January 24, 2003
The staff of the Committee on Open Government is authorized to issue advisory opinions. The
ensuing staff advisory opinion is based solely upon the information presented in your
I have received your letter of December 30 and the materials attached to it. Having reviewed their contents, which in some instances are conflicting, I offer the following comments.
First, the Open Meetings Law contains direction concerning minutes of meetings and
provides what might be viewed as minimum requirements pertaining to their contents. Specifically, §106 states that:
"1. Minutes shall be taken at all open meetings of a public body which shall consist of a record or summary of all motions, proposals, resolutions and any other matter formally voted upon and the vote thereon.

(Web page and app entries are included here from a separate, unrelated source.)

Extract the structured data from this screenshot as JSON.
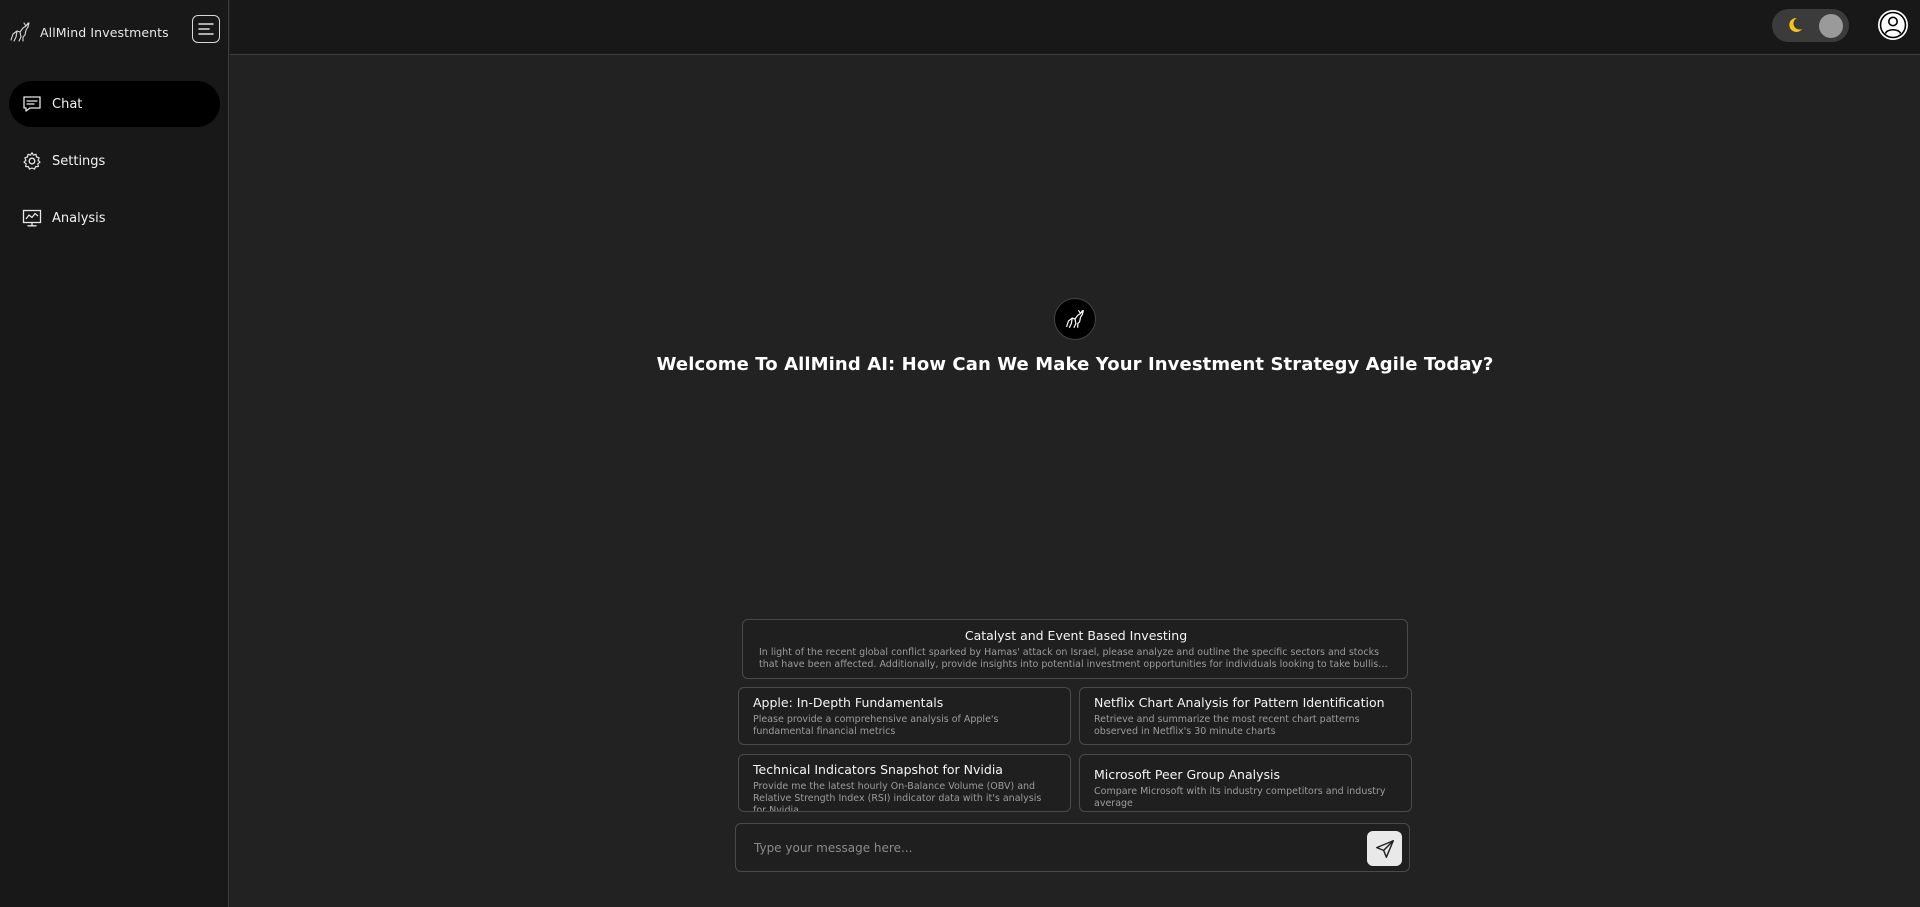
{
  "sidebar": {
    "brand_name": "AllMind Investments",
    "items": [
      {
        "label": "Chat",
        "icon": "chat-icon",
        "active": true
      },
      {
        "label": "Settings",
        "icon": "gear-icon",
        "active": false
      },
      {
        "label": "Analysis",
        "icon": "analysis-chart-icon",
        "active": false
      }
    ]
  },
  "header": {
    "theme_icon": "moon-icon",
    "avatar_icon": "user-icon"
  },
  "main": {
    "welcome": "Welcome To AllMind AI: How Can We Make Your Investment Strategy Agile Today?",
    "suggestions": [
      {
        "title": "Catalyst and Event Based Investing",
        "description": "In light of the recent global conflict sparked by Hamas' attack on Israel, please analyze and outline the specific sectors and stocks that have been affected. Additionally, provide insights into potential investment opportunities for individuals looking to take bullish or bearish positions in the market."
      },
      {
        "title": "Apple: In-Depth Fundamentals",
        "description": "Please provide a comprehensive analysis of Apple's fundamental financial metrics"
      },
      {
        "title": "Netflix Chart Analysis for Pattern Identification",
        "description": "Retrieve and summarize the most recent chart patterns observed in Netflix's 30 minute charts"
      },
      {
        "title": "Technical Indicators Snapshot for Nvidia",
        "description": "Provide me the latest hourly On-Balance Volume (OBV) and Relative Strength Index (RSI) indicator data with it's analysis for Nvidia."
      },
      {
        "title": "Microsoft Peer Group Analysis",
        "description": "Compare Microsoft with its industry competitors and industry average"
      }
    ],
    "composer": {
      "placeholder": "Type your message here...",
      "value": ""
    }
  },
  "colors": {
    "background": "#222222",
    "sidebar": "#181818",
    "active_nav": "#000000",
    "moon": "#f5c518"
  }
}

2. Minutes shall be taken at executive sessions of any action that is taken by formal vote which shall consist of a record or summary of the final determination of such action, and the date and vote thereon; provided, however, that such summary need not include any matter which is not required to be made public by the freedom of information law as added by article six of this chapter.
3. Minutes of meetings of all public bodies shall be available to the public in accordance with the provisions of the freedom of information law within two weeks from the date of such meetings except that minutes taken pursuant to subdivision two hereof shall be available to the public within one week from the date of the executive session."
In view of the foregoing, as a general rule, a public body may take action during a properly convened executive session [see Open Meetings Law, §105(1)]. If action is taken during an executive session, minutes reflective of the action, the date and the vote must generally be recorded in minutes pursuant to §106(2) of the Law. If no action is taken, there is no requirement that minutes of the executive session be prepared.
Second, it is emphasized that minutes of executive sessions need not include information that may be withheld under the Freedom of Information Law. From my perspective, when a public body makes a final determination during an executive session, that determination will, in most instances, be public. For example, although a discussion to hire or fire a particular employee could clearly be discussed during an executive session [see Open Meetings Law, §105(1)(f), a determination to hire or fire that person would be recorded in minutes and would be available to the public under the Freedom of Information Law. On other hand, if a public body votes to initiate a disciplinary proceeding against a public employee, minutes reflective of its action would not have include reference to or identify the person, for the Freedom of Information Law authorizes an agency to withhold records to the extent that disclosure would result in an unwarranted personal privacy [see Freedom of Information Law, §87(2)(b)].
In the context of the matter as I understand it, §87(2)(e) of the Freedom of Information Law may have been pertinent. That provision permits an agency, such as a town, to withhold records that:
"are compiled for law enforcement purposes and which if disclosed would:
i. interfere with law enforcement investigation or judicial proceedings'
ii. deprive a person of a right to a fair trial or impartial adjudication;
iii. identify a confidential source or disclose confidential information relating to a criminal investigation; or
iv. reveal criminal investigative techniques or procedures, except routine techniques and procedures;"
If, for example, disclosure of action taken by the Town Board, if indeed action was taken, would
have interfered with an investigation, I do not believe that the minutes would have to have included that information.
Lastly, with respect to rights of access to records of the investigation, since I am unaware of
the specific contents of the records in question, I do not believe that I can offer comments additional
to those appearing in the letter addressed to you on December 23.
I hope that I have been of assistance.
Robert J. Freeman